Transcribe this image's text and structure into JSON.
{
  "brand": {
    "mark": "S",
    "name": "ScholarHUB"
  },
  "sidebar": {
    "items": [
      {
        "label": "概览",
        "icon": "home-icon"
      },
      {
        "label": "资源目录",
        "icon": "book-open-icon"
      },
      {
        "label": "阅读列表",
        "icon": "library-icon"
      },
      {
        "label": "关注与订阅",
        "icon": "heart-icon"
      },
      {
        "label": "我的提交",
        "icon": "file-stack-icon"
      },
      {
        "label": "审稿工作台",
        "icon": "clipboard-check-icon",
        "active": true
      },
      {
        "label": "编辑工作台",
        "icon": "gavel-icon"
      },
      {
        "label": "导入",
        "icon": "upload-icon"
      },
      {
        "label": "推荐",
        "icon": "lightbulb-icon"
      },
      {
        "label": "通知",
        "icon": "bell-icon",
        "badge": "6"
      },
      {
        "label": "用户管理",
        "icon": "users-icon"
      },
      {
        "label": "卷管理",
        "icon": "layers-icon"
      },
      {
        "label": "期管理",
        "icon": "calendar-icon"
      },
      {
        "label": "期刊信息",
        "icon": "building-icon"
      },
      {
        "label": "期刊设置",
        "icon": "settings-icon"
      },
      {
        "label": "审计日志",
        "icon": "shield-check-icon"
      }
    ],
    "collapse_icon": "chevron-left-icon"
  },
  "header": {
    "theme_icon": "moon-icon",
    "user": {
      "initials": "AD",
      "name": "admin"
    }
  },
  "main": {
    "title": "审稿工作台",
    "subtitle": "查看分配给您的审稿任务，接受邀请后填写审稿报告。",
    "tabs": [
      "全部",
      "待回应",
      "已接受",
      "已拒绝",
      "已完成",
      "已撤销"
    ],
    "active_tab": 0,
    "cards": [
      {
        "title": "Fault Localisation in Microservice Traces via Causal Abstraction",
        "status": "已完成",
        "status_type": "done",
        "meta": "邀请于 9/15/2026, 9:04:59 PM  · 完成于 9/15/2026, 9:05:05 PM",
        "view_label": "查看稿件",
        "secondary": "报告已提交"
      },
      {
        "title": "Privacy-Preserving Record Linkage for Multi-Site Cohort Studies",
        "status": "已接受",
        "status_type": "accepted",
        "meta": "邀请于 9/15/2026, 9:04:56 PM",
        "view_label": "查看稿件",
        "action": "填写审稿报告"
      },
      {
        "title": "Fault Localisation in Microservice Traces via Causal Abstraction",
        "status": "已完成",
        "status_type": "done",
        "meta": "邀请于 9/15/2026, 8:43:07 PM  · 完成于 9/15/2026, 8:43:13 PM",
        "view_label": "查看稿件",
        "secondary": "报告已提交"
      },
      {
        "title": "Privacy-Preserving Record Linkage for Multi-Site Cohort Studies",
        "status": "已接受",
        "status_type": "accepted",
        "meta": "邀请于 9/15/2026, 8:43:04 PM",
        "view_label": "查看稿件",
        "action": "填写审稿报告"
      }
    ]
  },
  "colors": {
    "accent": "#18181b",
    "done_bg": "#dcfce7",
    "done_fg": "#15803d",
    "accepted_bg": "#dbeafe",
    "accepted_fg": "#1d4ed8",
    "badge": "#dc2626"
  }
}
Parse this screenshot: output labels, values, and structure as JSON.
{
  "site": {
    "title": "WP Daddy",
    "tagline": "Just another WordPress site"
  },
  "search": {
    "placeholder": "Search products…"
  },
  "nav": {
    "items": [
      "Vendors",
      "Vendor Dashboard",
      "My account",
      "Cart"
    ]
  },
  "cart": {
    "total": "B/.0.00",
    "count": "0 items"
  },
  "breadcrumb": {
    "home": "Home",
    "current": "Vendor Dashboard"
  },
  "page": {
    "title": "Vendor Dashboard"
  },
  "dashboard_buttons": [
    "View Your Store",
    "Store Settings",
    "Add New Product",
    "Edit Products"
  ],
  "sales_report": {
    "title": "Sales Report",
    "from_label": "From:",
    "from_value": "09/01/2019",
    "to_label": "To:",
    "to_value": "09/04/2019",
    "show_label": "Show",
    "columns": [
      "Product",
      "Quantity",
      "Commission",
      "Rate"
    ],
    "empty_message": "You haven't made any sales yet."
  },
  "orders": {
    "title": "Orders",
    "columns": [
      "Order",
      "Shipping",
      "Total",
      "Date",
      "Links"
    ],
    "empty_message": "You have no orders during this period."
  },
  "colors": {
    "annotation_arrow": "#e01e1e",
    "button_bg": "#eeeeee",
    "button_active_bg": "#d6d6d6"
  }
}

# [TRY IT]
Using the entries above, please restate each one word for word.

# [RESPONSE AREA]
Transcribe this image's text and structure into JSON.
{
  "brand": {
    "mark": "S",
    "name": "ScholarHUB"
  },
  "sidebar": {
    "items": [
      {
        "label": "概览",
        "icon": "home-icon"
      },
      {
        "label": "资源目录",
        "icon": "book-open-icon"
      },
      {
        "label": "阅读列表",
        "icon": "library-icon"
      },
      {
        "label": "关注与订阅",
        "icon": "heart-icon"
      },
      {
        "label": "我的提交",
        "icon": "file-stack-icon"
      },
      {
        "label": "审稿工作台",
        "icon": "clipboard-check-icon",
        "active": true
      },
      {
        "label": "编辑工作台",
        "icon": "gavel-icon"
      },
      {
        "label": "导入",
        "icon": "upload-icon"
      },
      {
        "label": "推荐",
        "icon": "lightbulb-icon"
      },
      {
        "label": "通知",
        "icon": "bell-icon",
        "badge": "6"
      },
      {
        "label": "用户管理",
        "icon": "users-icon"
      },
      {
        "label": "卷管理",
        "icon": "layers-icon"
      },
      {
        "label": "期管理",
        "icon": "calendar-icon"
      },
      {
        "label": "期刊信息",
        "icon": "building-icon"
      },
      {
        "label": "期刊设置",
        "icon": "settings-icon"
      },
      {
        "label": "审计日志",
        "icon": "shield-check-icon"
      }
    ],
    "collapse_icon": "chevron-left-icon"
  },
  "header": {
    "theme_icon": "moon-icon",
    "user": {
      "initials": "AD",
      "name": "admin"
    }
  },
  "main": {
    "title": "审稿工作台",
    "subtitle": "查看分配给您的审稿任务，接受邀请后填写审稿报告。",
    "tabs": [
      "全部",
      "待回应",
      "已接受",
      "已拒绝",
      "已完成",
      "已撤销"
    ],
    "active_tab": 0,
    "cards": [
      {
        "title": "Fault Localisation in Microservice Traces via Causal Abstraction",
        "status": "已完成",
        "status_type": "done",
        "meta": "邀请于 9/15/2026, 9:04:59 PM  · 完成于 9/15/2026, 9:05:05 PM",
        "view_label": "查看稿件",
        "secondary": "报告已提交"
      },
      {
        "title": "Privacy-Preserving Record Linkage for Multi-Site Cohort Studies",
        "status": "已接受",
        "status_type": "accepted",
        "meta": "邀请于 9/15/2026, 9:04:56 PM",
        "view_label": "查看稿件",
        "action": "填写审稿报告"
      },
      {
        "title": "Fault Localisation in Microservice Traces via Causal Abstraction",
        "status": "已完成",
        "status_type": "done",
        "meta": "邀请于 9/15/2026, 8:43:07 PM  · 完成于 9/15/2026, 8:43:13 PM",
        "view_label": "查看稿件",
        "secondary": "报告已提交"
      },
      {
        "title": "Privacy-Preserving Record Linkage for Multi-Site Cohort Studies",
        "status": "已接受",
        "status_type": "accepted",
        "meta": "邀请于 9/15/2026, 8:43:04 PM",
        "view_label": "查看稿件",
        "action": "填写审稿报告"
      }
    ]
  },
  "colors": {
    "accent": "#18181b",
    "done_bg": "#dcfce7",
    "done_fg": "#15803d",
    "accepted_bg": "#dbeafe",
    "accepted_fg": "#1d4ed8",
    "badge": "#dc2626"
  }
}
Parse this screenshot: output labels, values, and structure as JSON.
{
  "site": {
    "title": "WP Daddy",
    "tagline": "Just another WordPress site"
  },
  "search": {
    "placeholder": "Search products…"
  },
  "nav": {
    "items": [
      "Vendors",
      "Vendor Dashboard",
      "My account",
      "Cart"
    ]
  },
  "cart": {
    "total": "B/.0.00",
    "count": "0 items"
  },
  "breadcrumb": {
    "home": "Home",
    "current": "Vendor Dashboard"
  },
  "page": {
    "title": "Vendor Dashboard"
  },
  "dashboard_buttons": [
    "View Your Store",
    "Store Settings",
    "Add New Product",
    "Edit Products"
  ],
  "sales_report": {
    "title": "Sales Report",
    "from_label": "From:",
    "from_value": "09/01/2019",
    "to_label": "To:",
    "to_value": "09/04/2019",
    "show_label": "Show",
    "columns": [
      "Product",
      "Quantity",
      "Commission",
      "Rate"
    ],
    "empty_message": "You haven't made any sales yet."
  },
  "orders": {
    "title": "Orders",
    "columns": [
      "Order",
      "Shipping",
      "Total",
      "Date",
      "Links"
    ],
    "empty_message": "You have no orders during this period."
  },
  "colors": {
    "annotation_arrow": "#e01e1e",
    "button_bg": "#eeeeee",
    "button_active_bg": "#d6d6d6"
  }
}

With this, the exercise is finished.